On 2nd April 1945, Easter Monday, Afterglow, along with other ships moored in Stanley Harbour was hit by a fierce storm – known as the “Great Gale” – and she dragged her anchor. She was forced eastwards until she beached on the south-eastern coast of the harbour – just opposite Engineer Point, the east side of The Narrows, where she remains to this day.
Other vessels blown ashore by the Great Gale were the former tug boats, Plym and Samson, who also became famous Falkland wrecks, traced of which still remain. The Easter Monday storm also hit vessels moored in Darwin Harbour, 60 miles away. The Speedwell and the Black Swan were blown ashore, but each was refloated to sail another day. However, both would later be wrecked: Speedwell 13 years later, in 1958, south of Stanley; the Black Swan 22 years later, in 1967, at Bleaker Island.
In 1977 a survey of the wreck of the Afterglow was carried out by ‘The Cambridge Expedition to the Falklands’ who reported that she was: “leaning quite steeply to the seaward side, about 30 yards from the shore. One of her davits remains. Close by, on the shoreward side, in shallow water, lie what appear to be her funnel and pieces of deck structure.”
Virtually none of that is still there. Today, at low tide, all that can be seen of what was once a proud and efficient naval vessel is her boiler and steam engine.
Mark Spicer’s April 2023 drone footage allows us to see clearly from above these remains and the condition they are now in.

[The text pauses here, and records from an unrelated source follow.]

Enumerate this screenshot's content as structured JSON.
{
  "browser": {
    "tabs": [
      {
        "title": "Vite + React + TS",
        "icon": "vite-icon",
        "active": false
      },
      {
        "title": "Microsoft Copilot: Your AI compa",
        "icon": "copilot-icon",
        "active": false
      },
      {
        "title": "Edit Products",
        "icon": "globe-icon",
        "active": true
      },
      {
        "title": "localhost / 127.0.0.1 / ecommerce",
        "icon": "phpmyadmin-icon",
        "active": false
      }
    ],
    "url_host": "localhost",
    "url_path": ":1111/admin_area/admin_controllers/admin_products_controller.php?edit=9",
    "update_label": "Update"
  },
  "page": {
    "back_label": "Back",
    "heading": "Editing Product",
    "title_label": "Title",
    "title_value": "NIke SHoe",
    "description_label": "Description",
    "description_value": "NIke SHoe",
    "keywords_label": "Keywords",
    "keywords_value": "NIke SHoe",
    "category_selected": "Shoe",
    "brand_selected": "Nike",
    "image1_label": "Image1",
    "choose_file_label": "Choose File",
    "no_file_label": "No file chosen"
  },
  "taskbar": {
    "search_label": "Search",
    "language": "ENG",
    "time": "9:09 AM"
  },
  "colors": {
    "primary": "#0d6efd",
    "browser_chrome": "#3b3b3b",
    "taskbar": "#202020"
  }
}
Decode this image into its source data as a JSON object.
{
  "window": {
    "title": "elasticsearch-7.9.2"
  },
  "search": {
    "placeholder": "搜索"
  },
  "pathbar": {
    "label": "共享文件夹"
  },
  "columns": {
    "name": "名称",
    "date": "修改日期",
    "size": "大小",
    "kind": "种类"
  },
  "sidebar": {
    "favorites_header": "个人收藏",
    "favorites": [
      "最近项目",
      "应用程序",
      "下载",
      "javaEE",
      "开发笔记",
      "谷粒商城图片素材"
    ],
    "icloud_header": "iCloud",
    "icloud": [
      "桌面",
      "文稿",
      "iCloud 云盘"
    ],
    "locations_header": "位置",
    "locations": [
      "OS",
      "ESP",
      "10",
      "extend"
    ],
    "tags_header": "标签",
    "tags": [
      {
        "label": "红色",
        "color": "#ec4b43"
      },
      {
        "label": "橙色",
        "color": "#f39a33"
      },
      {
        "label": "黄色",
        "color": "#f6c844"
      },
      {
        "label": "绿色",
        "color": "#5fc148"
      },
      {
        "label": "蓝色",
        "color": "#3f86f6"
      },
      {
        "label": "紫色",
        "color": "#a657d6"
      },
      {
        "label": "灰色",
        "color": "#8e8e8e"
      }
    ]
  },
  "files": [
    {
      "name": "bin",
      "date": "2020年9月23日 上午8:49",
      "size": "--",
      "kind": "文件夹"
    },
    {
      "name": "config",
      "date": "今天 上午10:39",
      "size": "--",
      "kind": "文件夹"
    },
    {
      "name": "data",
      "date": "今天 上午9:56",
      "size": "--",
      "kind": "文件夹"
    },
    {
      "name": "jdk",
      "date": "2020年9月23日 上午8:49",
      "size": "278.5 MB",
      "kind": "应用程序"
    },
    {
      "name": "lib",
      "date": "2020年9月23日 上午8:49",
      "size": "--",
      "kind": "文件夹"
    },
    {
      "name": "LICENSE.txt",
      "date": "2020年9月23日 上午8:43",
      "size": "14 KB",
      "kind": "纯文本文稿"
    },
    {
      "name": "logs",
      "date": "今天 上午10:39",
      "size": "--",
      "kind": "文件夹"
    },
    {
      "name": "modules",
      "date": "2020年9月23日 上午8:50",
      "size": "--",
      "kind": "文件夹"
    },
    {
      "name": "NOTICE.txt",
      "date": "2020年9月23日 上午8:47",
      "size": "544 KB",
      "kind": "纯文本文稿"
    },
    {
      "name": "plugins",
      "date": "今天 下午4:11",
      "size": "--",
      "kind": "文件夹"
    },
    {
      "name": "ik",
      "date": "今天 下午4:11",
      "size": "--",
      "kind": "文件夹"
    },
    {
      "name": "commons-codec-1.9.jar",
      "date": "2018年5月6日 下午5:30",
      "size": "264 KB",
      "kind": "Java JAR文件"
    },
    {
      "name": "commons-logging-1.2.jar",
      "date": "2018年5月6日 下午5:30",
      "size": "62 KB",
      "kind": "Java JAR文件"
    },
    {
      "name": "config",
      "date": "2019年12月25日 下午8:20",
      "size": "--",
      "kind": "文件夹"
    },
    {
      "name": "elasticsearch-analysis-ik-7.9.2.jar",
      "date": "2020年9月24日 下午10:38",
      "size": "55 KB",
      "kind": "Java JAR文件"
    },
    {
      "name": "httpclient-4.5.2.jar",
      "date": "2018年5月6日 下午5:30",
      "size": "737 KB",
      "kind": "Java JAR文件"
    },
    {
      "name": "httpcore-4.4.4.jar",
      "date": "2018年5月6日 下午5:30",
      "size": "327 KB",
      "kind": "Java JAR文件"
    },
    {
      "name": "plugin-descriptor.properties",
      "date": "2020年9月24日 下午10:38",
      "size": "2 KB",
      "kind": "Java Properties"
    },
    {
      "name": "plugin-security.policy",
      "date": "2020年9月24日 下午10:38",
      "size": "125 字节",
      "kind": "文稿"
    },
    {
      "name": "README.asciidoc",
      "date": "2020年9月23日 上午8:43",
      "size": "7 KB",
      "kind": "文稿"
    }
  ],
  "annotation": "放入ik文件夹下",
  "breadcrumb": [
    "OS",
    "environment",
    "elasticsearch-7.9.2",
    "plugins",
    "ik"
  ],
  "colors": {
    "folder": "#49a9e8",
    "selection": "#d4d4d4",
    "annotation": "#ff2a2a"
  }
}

The importance of the Afterglow to Falkland’s maritime history is acknowledged by the issue of a £1.01 Falkland Post Service postage stamp, which shows how much the wreck has deteriorated since she was driven ashore almost 80 years ago.